- Your objective
Search through the entries for the word "icon" and copy every line that has it.

++++++++

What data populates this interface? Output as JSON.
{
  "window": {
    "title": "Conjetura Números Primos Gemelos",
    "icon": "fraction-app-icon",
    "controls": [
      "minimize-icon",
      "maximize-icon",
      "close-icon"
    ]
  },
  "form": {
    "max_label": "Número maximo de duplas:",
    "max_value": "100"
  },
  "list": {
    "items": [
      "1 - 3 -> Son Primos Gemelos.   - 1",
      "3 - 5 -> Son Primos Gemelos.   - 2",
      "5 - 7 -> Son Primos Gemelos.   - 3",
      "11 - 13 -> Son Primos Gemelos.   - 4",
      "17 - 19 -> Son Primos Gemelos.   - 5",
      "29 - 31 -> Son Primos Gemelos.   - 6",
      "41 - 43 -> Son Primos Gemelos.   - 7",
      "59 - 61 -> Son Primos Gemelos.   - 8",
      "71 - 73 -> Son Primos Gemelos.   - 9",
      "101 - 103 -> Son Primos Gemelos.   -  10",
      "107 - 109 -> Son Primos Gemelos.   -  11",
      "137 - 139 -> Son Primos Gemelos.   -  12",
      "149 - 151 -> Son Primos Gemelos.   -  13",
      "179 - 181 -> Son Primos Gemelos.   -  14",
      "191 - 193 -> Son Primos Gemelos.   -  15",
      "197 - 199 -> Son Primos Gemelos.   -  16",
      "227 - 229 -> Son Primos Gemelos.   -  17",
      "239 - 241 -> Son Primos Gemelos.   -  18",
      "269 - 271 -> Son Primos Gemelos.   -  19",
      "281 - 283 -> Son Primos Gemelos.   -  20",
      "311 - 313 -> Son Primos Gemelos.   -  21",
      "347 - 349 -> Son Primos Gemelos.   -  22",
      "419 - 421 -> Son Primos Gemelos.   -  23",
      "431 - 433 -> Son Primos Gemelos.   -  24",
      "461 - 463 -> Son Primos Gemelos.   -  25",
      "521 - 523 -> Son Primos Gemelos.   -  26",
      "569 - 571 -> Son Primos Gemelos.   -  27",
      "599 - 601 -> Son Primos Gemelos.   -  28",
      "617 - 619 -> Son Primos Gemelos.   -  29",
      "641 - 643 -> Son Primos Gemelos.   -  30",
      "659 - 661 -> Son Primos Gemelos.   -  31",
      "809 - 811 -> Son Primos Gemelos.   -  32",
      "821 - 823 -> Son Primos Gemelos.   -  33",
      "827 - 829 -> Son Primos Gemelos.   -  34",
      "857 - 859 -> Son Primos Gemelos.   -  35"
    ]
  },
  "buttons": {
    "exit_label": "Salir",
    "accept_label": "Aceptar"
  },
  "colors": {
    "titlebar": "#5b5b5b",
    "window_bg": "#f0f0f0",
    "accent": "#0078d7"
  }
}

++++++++

- Problem solution
    "icon": "fraction-app-icon",
      "minimize-icon",
      "maximize-icon",
      "close-icon"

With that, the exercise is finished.